After the crux swim leg was the crux run – a very long 14k with 2 aid stations and the start of the sprint race all within it.  I was pretty glad of the tether half way through when the buses full of sprint competitors rolled past and everyone saw just how taut the bungee was.  Cheers Matt.

The long run ended on Buchanan’s Rise – another private area that I’ve never been to – with a luxury lodge and views to die for but also a short cut from the West Wanaka Road across the mouth of Glendhu Bay to the Millennium Track back to Wanaka.  It cuts about 10k off the public access road that follows the edge of the bay.  Very much in the swimrun philosophy.

Breca Wanaka - Millenium Track

Hitting the Millennium Track felt a bit like coming home – it’s a popular track for running and biking from Wanaka but we still had 10k of hills and nearly 2½ k of swimming to go.

Jelly legs were more like blancmange exiting the Dublin Bay swim and it took a good 10 mins to get going with any form of grace.  We weren’t that balletic but at least we were running. 
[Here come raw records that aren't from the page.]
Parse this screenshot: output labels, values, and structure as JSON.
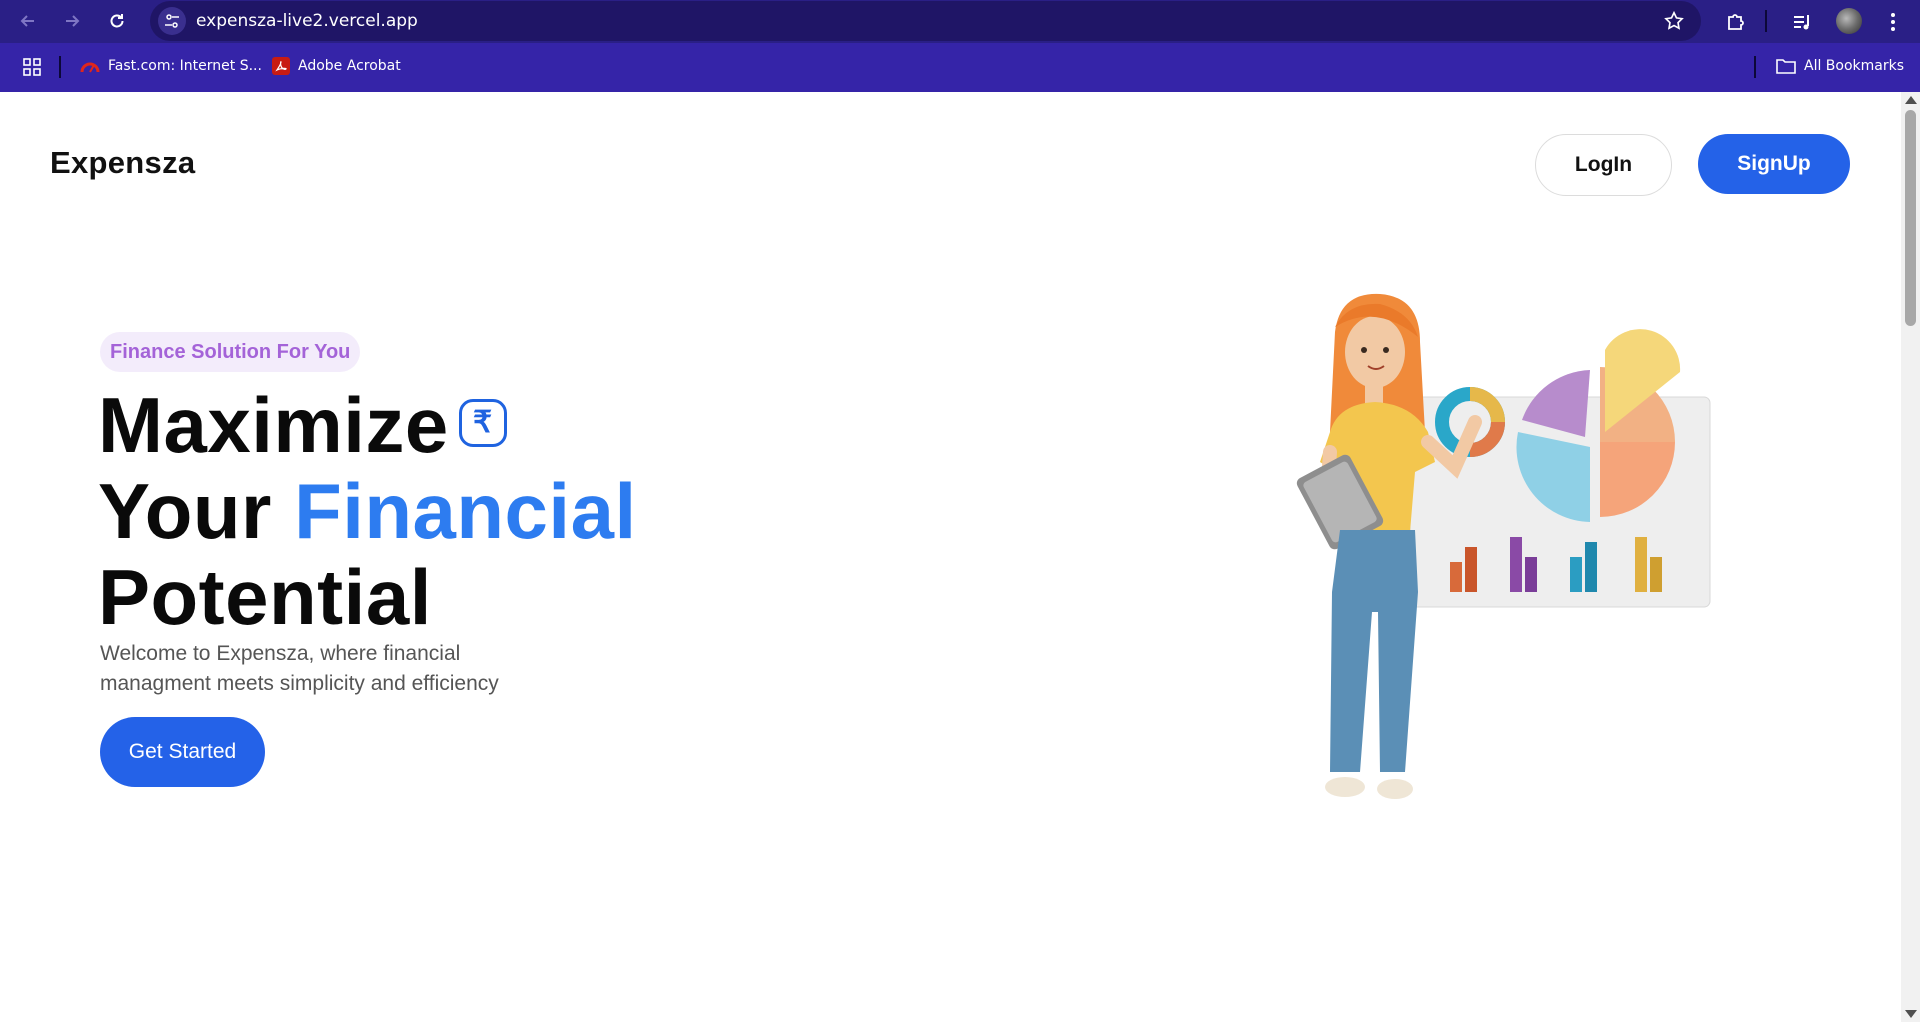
{
  "browser": {
    "url": "expensza-live2.vercel.app",
    "bookmarks": [
      {
        "label": "Fast.com: Internet S..."
      },
      {
        "label": "Adobe Acrobat"
      }
    ],
    "all_bookmarks_label": "All Bookmarks"
  },
  "header": {
    "logo": "Expensza",
    "login_label": "LogIn",
    "signup_label": "SignUp"
  },
  "hero": {
    "tagline": "Finance Solution For You",
    "headline_line1": "Maximize",
    "headline_line2_a": "Your ",
    "headline_line2_b": "Financial",
    "headline_line3": "Potential",
    "rupee_symbol": "₹",
    "subtext": "Welcome to Expensza, where financial managment meets simplicity and efficiency",
    "cta_label": "Get Started"
  },
  "colors": {
    "brand_blue": "#2462e8",
    "accent_blue": "#2d7cf0",
    "tagline_purple": "#a463d8",
    "chrome_bg": "#2a1f86"
  }
}
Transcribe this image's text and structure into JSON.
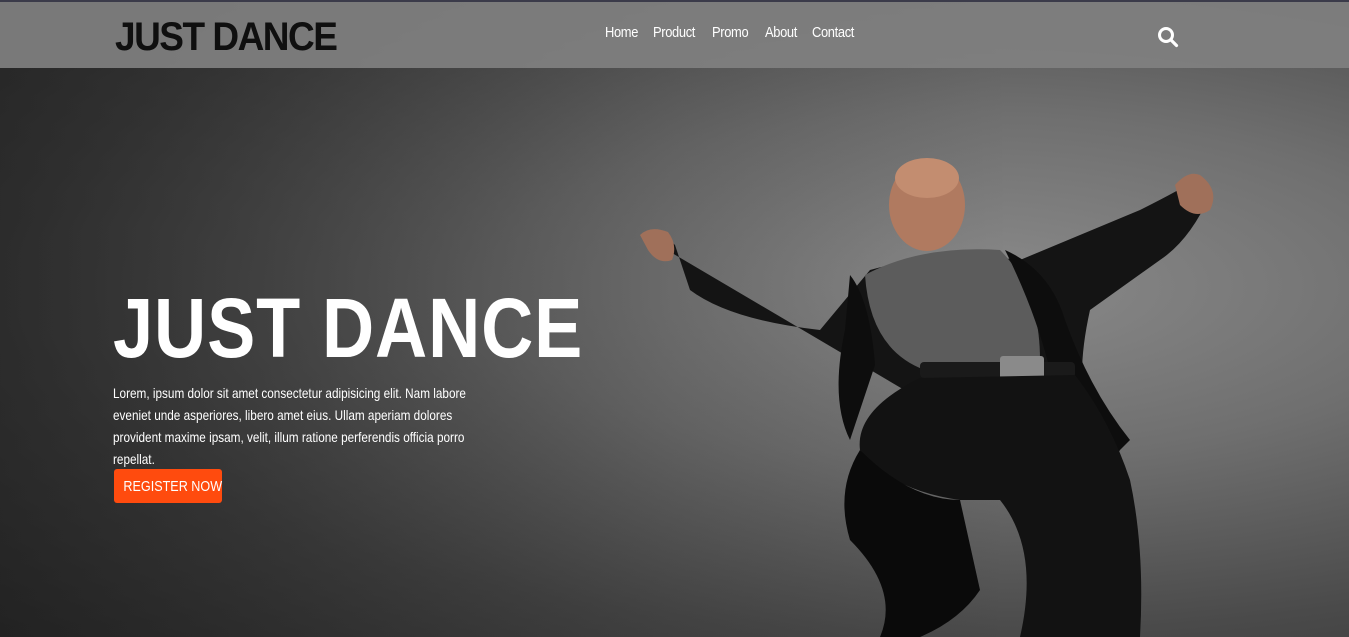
{
  "brand": {
    "logo_text": "JUST DANCE"
  },
  "nav": {
    "items": [
      {
        "label": "Home"
      },
      {
        "label": "Product"
      },
      {
        "label": "Promo"
      },
      {
        "label": "About"
      },
      {
        "label": "Contact"
      }
    ]
  },
  "hero": {
    "title": "JUST DANCE",
    "text": "Lorem, ipsum dolor sit amet consectetur adipisicing elit. Nam labore eveniet unde asperiores, libero amet eius. Ullam aperiam dolores provident maxime ipsam, velit, illum ratione perferendis officia porro repellat.",
    "button_label": "REGISTER NOW",
    "image": "dancer-photo"
  },
  "icons": {
    "search": "search-icon"
  },
  "colors": {
    "accent": "#ff4b0e",
    "navbar": "#808080",
    "text": "#ffffff",
    "logo": "#0f0f0f"
  }
}
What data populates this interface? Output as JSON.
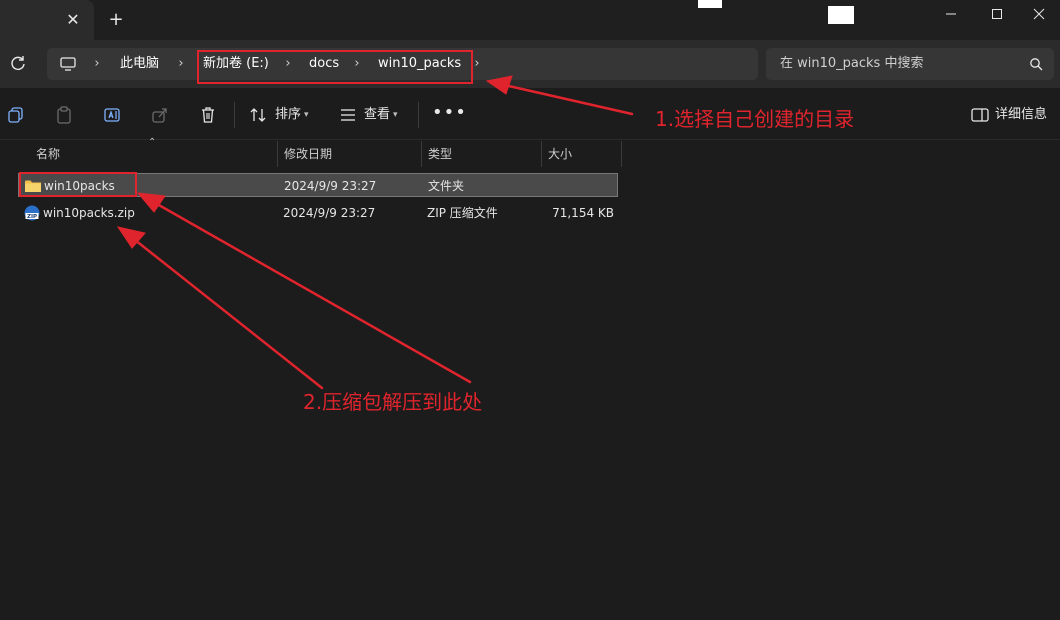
{
  "tabbar": {
    "close_glyph": "✕",
    "new_tab_glyph": "+"
  },
  "breadcrumb": {
    "items": [
      "此电脑",
      "新加卷 (E:)",
      "docs",
      "win10_packs"
    ]
  },
  "search": {
    "placeholder": "在 win10_packs 中搜索"
  },
  "commandbar": {
    "sort_label": "排序",
    "view_label": "查看",
    "more_glyph": "•••",
    "details_label": "详细信息"
  },
  "filelist": {
    "columns": [
      "名称",
      "修改日期",
      "类型",
      "大小"
    ],
    "rows": [
      {
        "name": "win10packs",
        "modified": "2024/9/9 23:27",
        "type": "文件夹",
        "size": "",
        "icon": "folder-icon"
      },
      {
        "name": "win10packs.zip",
        "modified": "2024/9/9 23:27",
        "type": "ZIP 压缩文件",
        "size": "71,154 KB",
        "icon": "zip-icon"
      }
    ]
  },
  "annotations": {
    "note1": "1.选择自己创建的目录",
    "note2": "2.压缩包解压到此处"
  },
  "colors": {
    "background": "#1c1c1c",
    "annotation": "#e0242d",
    "folder": "#f2c04a"
  }
}
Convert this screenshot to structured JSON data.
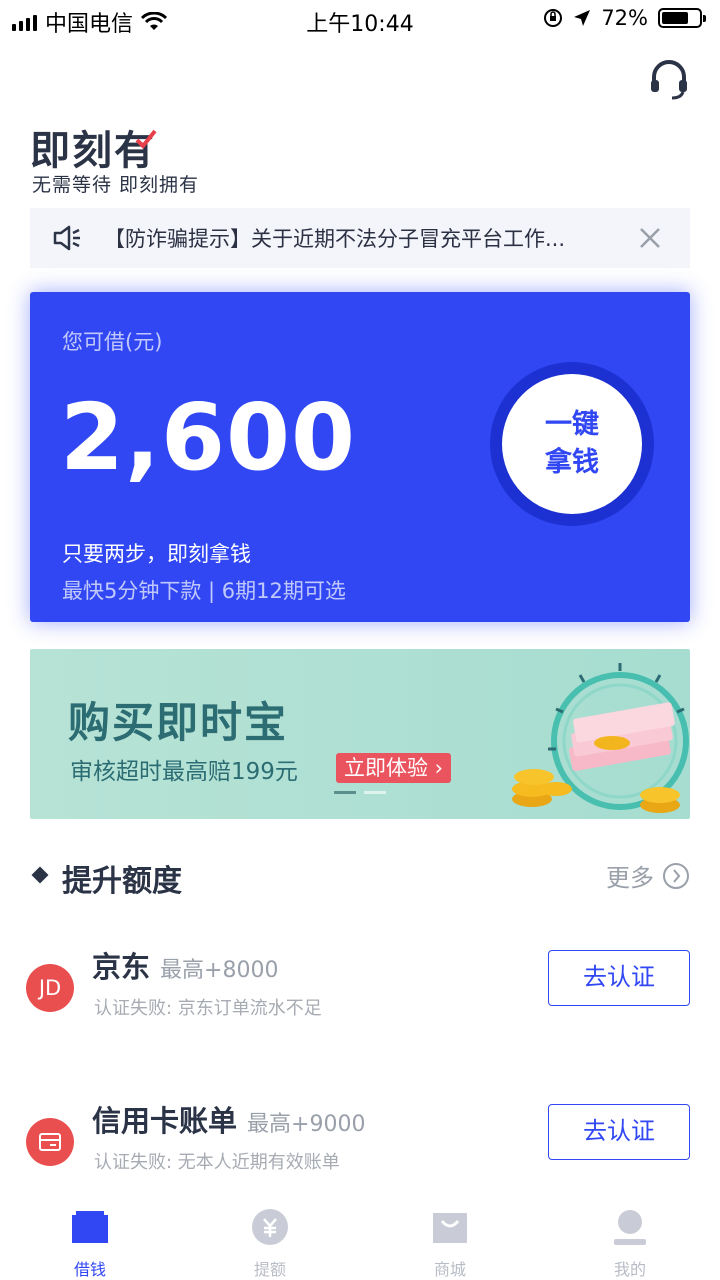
{
  "status_bar": {
    "carrier": "中国电信",
    "time": "上午10:44",
    "battery": "72%",
    "battery_level": 0.72
  },
  "header": {
    "service_icon": "headset-icon",
    "logo_title": "即刻有",
    "slogan": "无需等待  即刻拥有"
  },
  "notice": {
    "icon": "speaker-icon",
    "text": "【防诈骗提示】关于近期不法分子冒充平台工作...",
    "close_icon": "close-icon"
  },
  "loan_card": {
    "label": "您可借(元)",
    "amount": "2,600",
    "sub1": "只要两步，即刻拿钱",
    "sub2": "最快5分钟下款 | 6期12期可选",
    "button_line1": "一键",
    "button_line2": "拿钱",
    "color": "#3047f3"
  },
  "banner": {
    "title": "购买即时宝",
    "subtitle": "审核超时最高赔199元",
    "cta": "立即体验 ›",
    "active_dot": 0,
    "dot_count": 2
  },
  "section": {
    "title": "提升额度",
    "more": "更多"
  },
  "auth_items": [
    {
      "icon_text": "JD",
      "icon": "jd-logo-icon",
      "name": "京东",
      "max": "最高+8000",
      "status": "认证失败: 京东订单流水不足",
      "button": "去认证"
    },
    {
      "icon_text": "",
      "icon": "credit-card-icon",
      "name": "信用卡账单",
      "max": "最高+9000",
      "status": "认证失败: 无本人近期有效账单",
      "button": "去认证"
    }
  ],
  "tabs": [
    {
      "label": "借钱",
      "icon": "wallet-icon",
      "active": true
    },
    {
      "label": "提额",
      "icon": "yuan-coin-icon",
      "active": false
    },
    {
      "label": "商城",
      "icon": "shopping-bag-icon",
      "active": false
    },
    {
      "label": "我的",
      "icon": "user-icon",
      "active": false
    }
  ]
}
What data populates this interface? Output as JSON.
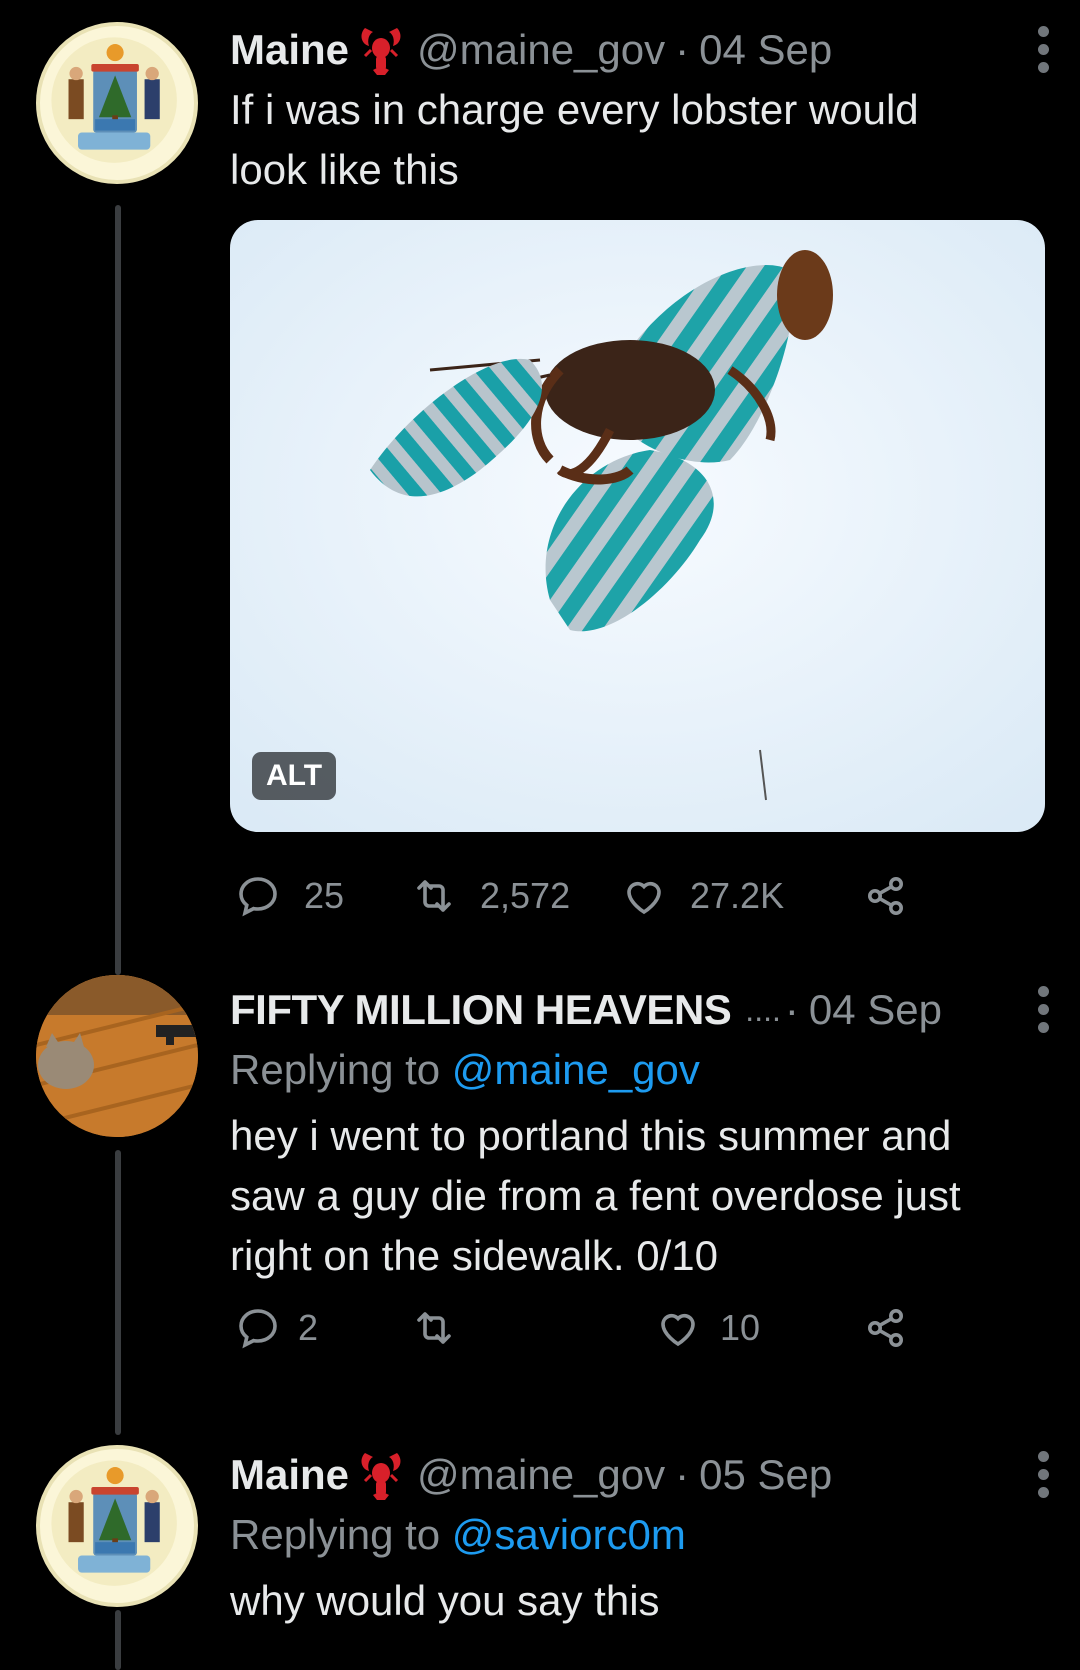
{
  "tweets": [
    {
      "name": "Maine",
      "badge_icon": "lobster-emoji-icon",
      "handle": "@maine_gov",
      "separator": "·",
      "time": "04 Sep",
      "text": "If i was in charge every lobster would look like this",
      "media": {
        "alt_label": "ALT"
      },
      "replies": "25",
      "retweets": "2,572",
      "likes": "27.2K"
    },
    {
      "name": "FIFTY MILLION HEAVENS",
      "name_ellipsis": "....",
      "handle": "",
      "separator": "·",
      "time": "04 Sep",
      "reply_prefix": "Replying to",
      "reply_mention": "@maine_gov",
      "text": "hey i went to portland this summer and saw a guy die from a fent overdose just right on the sidewalk. 0/10",
      "replies": "2",
      "retweets": "",
      "likes": "10"
    },
    {
      "name": "Maine",
      "badge_icon": "lobster-emoji-icon",
      "handle": "@maine_gov",
      "separator": "·",
      "time": "05 Sep",
      "reply_prefix": "Replying to",
      "reply_mention": "@saviorc0m",
      "text": "why would you say this"
    }
  ],
  "colors": {
    "background": "#000000",
    "text": "#e7e9ea",
    "muted": "#8b9196",
    "link": "#1d9bf0",
    "thread_line": "#3a3d40"
  }
}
There was a lovely gratuitous swim about half way along the track over Damper Bay – I’ve run and cycled past here dozens of times but never hopped in for a swim.  Too good. 

Jelly legs continued to the Ruby Island swim start.  All fine until we tried to get out of the swim with cramp, muscle spasms, general indignity and much laughter.  Once upright we managed to walk to the other end of the island, breaking into a lethargic jog for about 15m.

Breca Wanaka - Ruby Island

Return swim was fine if starting to get rather tiring – who knew?  700m run to the finish without too much jelly but not too much style either.

B-effect craft beer at the finish line, sunshine and friends on the lawn at Edgewater.  That was pretty good too.


This is the most fun I’ve had with a new project in ages.  I was getting a bit stale doing the same old thing every year and not having enough time to get any better.  The fun of mini-adventures – swimming in nature reserves 5k from home and secret bays I run past every year on holiday has been life-enhancing but best of all it’s been great fun with the rest of the community in Wellington and around the country.

Particular thanks to Matt for being a very patient partner and all the Wellington crew who made training and racing such fun.

Shout out to Mandy and Callum for encouraging me throughout.  Callum almost froze solid when we did a trial run of the long swim in January. Mandy’s now such a pro that she’s joining me at Swimrun Australia in March

Thanks to Braden Currie and Miles Holden for the photos of his race – I didn’t get many of ours!  https://www.redbull.com/nz-en/currie-atkinson-dominate-wanaka-sprint

Join the movement at www.facebook.com/groups/nzswimrun